[Opening Data to process section]
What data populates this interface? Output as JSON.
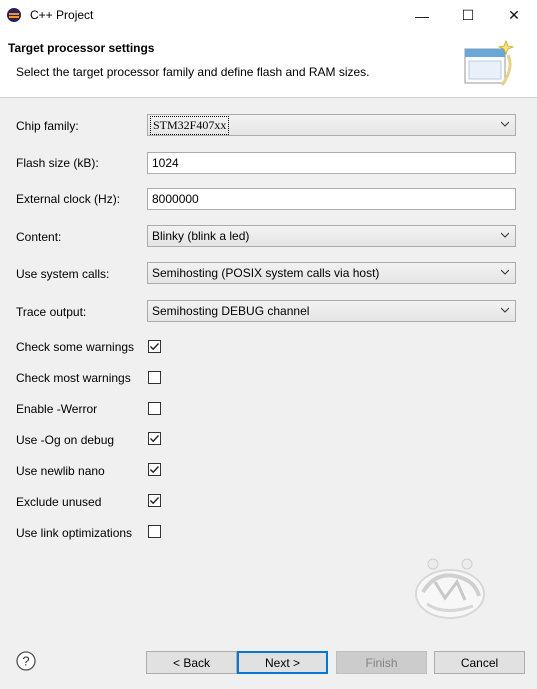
{
  "window": {
    "title": "C++ Project",
    "minimize": "—",
    "maximize": "☐",
    "close": "✕"
  },
  "header": {
    "title": "Target processor settings",
    "description": "Select the target processor family and define flash and RAM sizes."
  },
  "form": {
    "chip_family": {
      "label": "Chip family:",
      "value": "STM32F407xx"
    },
    "flash_size": {
      "label": "Flash size (kB):",
      "value": "1024"
    },
    "external_clock": {
      "label": "External clock (Hz):",
      "value": "8000000"
    },
    "content": {
      "label": "Content:",
      "value": "Blinky (blink a led)"
    },
    "system_calls": {
      "label": "Use system calls:",
      "value": "Semihosting (POSIX system calls via host)"
    },
    "trace_output": {
      "label": "Trace output:",
      "value": "Semihosting DEBUG channel"
    },
    "checkboxes": [
      {
        "label": "Check some warnings",
        "checked": true
      },
      {
        "label": "Check most warnings",
        "checked": false
      },
      {
        "label": "Enable -Werror",
        "checked": false
      },
      {
        "label": "Use -Og on debug",
        "checked": true
      },
      {
        "label": "Use newlib nano",
        "checked": true
      },
      {
        "label": "Exclude unused",
        "checked": true
      },
      {
        "label": "Use link optimizations",
        "checked": false
      }
    ]
  },
  "footer": {
    "help_icon": "?",
    "back": "< Back",
    "next": "Next >",
    "finish": "Finish",
    "cancel": "Cancel"
  }
}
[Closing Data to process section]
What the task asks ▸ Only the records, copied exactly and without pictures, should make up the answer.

Task answer ▸
What data populates this interface? Output as JSON.
{
  "window": {
    "title": "C++ Project",
    "minimize": "—",
    "maximize": "☐",
    "close": "✕"
  },
  "header": {
    "title": "Target processor settings",
    "description": "Select the target processor family and define flash and RAM sizes."
  },
  "form": {
    "chip_family": {
      "label": "Chip family:",
      "value": "STM32F407xx"
    },
    "flash_size": {
      "label": "Flash size (kB):",
      "value": "1024"
    },
    "external_clock": {
      "label": "External clock (Hz):",
      "value": "8000000"
    },
    "content": {
      "label": "Content:",
      "value": "Blinky (blink a led)"
    },
    "system_calls": {
      "label": "Use system calls:",
      "value": "Semihosting (POSIX system calls via host)"
    },
    "trace_output": {
      "label": "Trace output:",
      "value": "Semihosting DEBUG channel"
    },
    "checkboxes": [
      {
        "label": "Check some warnings",
        "checked": true
      },
      {
        "label": "Check most warnings",
        "checked": false
      },
      {
        "label": "Enable -Werror",
        "checked": false
      },
      {
        "label": "Use -Og on debug",
        "checked": true
      },
      {
        "label": "Use newlib nano",
        "checked": true
      },
      {
        "label": "Exclude unused",
        "checked": true
      },
      {
        "label": "Use link optimizations",
        "checked": false
      }
    ]
  },
  "footer": {
    "help_icon": "?",
    "back": "< Back",
    "next": "Next >",
    "finish": "Finish",
    "cancel": "Cancel"
  }
}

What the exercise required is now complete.